A surprise night visitor
Tired and all tucked up in our comfy bed for the night we enjoyed sweet dreams until around 3am. I know all the UK readers will be wondering what the surprise visitor was: a snake, spider, possum but none of these it was a MAN. I had been dead to the world in the land of slumber when Jon sat bolt upright and shouted, “WHO ARE YOU?” He shouted so loud I jumped out my skin and stuck my head out of the covers. There was a man at the bedroom door, he had his hands up and was said, “Its OK, its Dan!” With that he backed sheepishly out of the room. I explained to Jon that it was Shelagh and Brian’s son but he was in shock and continued to sit on the edge of the bed heart racing and shaking for a good few minutes. He then decided that he needed the toilet but was too afraid to leave the room in case he frightened the life either out of himself or Dan a second time.
In the morning, I found Shelagh in the kitchen speaking to her daughter, Bec, on the phone. They were both in fits of laughter and it was then that I got the other side of the story. Dan lives a 15 minute or so walk away. Shelagh had told Dan that friends would be staying in what was his old room but after a few drinks and being unable to get a taxi home from town he decided to walk to his Mum and Dad’s and bed down there. After finding “Someone has been sleeping in my bed” he texted his Mum (at 3am) to say sorry. Shelagh read the text but couldn’t understand what he was saying sorry for. She had heard the shouting but thought it was just Jon having a bad dream. I think it was Brian who realised first what could have happened and Shelagh found Dan on the sofa in the lounge. Full of apologies and too scared to venture into the other bedroom that used to be his sister’s in case there were more shouting English strangers in there. Jon’s blood pressure is back to normal but I have yet to regain full hearing on my left side.
William Ricketts Sanctuary
Shelagh and Brian took us to the William Ricketts Sanctuary. William Ricketts was born in 1898 and was an artist/environmentalist. He strived to unify and understand the indigenous Aborigines and most of his clay artwork reflect this. The Sanctuary is located on the side of a hill and 92 pieces of his work are displayed. It was an interesting collection but it felt like it was created by a troubled mind.
Despite Brian’s efforts to track down Puffing Billy the steam train, we didn’t get to see it. We think secretly he wanted a ride! Another perfect day had taken it’s toll on all of us so it was feet up and a take away for dinner, all to the accompaniment of the most terrific thunder storm.

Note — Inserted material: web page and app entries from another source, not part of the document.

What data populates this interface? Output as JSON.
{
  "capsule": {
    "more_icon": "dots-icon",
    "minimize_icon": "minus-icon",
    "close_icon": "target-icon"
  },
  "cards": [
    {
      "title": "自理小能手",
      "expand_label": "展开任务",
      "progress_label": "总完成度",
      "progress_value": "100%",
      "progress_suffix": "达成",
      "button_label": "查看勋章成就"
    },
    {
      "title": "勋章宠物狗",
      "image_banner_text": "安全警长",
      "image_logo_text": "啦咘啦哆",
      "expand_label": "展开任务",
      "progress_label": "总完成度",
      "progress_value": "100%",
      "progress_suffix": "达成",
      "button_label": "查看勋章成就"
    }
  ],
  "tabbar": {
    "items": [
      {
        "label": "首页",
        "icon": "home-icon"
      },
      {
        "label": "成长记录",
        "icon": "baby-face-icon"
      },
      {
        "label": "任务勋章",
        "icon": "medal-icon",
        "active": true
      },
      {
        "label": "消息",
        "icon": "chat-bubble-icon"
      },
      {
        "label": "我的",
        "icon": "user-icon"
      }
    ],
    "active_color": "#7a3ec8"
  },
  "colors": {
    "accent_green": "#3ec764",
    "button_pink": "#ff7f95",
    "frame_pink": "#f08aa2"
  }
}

No surprise night-time visitors this time just hours of peaceful sleep before heading off to the east of Melbourne for a few days. Thankfully it was not goodbye to Shelagh and Brian as we are getting together a few more times. Got to make the most of being in the same neck of the woods!! For the next overnight stay, I have bought some post-it notes for the door, Jon has upped his blood pressure dosage temporarily and Dan is probably now tee-total.
23.10 – 25.10.2015